Recorded data:
☆ ☆ ☆ ☆

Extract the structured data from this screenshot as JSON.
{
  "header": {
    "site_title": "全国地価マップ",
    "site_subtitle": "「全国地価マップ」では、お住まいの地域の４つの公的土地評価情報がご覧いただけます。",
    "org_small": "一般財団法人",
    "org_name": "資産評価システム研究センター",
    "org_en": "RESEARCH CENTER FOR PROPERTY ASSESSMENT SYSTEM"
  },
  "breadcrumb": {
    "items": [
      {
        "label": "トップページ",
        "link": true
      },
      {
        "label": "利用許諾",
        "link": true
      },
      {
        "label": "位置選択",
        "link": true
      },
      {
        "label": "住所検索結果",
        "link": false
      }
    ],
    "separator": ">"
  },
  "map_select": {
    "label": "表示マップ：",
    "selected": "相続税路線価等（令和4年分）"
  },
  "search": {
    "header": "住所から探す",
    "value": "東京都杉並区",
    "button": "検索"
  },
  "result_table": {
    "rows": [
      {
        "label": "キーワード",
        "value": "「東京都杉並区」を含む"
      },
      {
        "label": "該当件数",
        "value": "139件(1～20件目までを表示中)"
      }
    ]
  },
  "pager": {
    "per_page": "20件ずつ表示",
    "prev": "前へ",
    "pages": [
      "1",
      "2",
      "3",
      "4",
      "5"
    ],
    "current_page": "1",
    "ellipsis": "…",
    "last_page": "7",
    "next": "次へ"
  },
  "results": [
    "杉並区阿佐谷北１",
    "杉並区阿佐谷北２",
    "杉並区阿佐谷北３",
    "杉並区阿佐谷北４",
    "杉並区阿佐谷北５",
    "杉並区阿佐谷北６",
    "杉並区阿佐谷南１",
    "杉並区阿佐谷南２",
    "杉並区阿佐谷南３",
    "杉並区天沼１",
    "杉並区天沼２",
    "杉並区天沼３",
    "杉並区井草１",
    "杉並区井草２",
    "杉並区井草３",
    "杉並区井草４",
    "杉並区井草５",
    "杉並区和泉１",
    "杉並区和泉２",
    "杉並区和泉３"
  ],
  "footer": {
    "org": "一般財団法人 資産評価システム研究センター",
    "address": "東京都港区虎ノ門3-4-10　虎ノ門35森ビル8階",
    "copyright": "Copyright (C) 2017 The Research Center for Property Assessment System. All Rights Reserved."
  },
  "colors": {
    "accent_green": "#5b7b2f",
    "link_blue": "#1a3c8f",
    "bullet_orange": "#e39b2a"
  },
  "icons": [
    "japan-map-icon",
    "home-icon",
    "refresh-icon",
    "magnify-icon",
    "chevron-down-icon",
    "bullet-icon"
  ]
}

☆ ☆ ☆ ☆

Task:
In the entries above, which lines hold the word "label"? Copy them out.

Solution to the exercise:
        "label": "トップページ",
        "label": "利用許諾",
        "label": "位置選択",
        "label": "住所検索結果",
    "label": "表示マップ：",
        "label": "キーワード",
        "label": "該当件数",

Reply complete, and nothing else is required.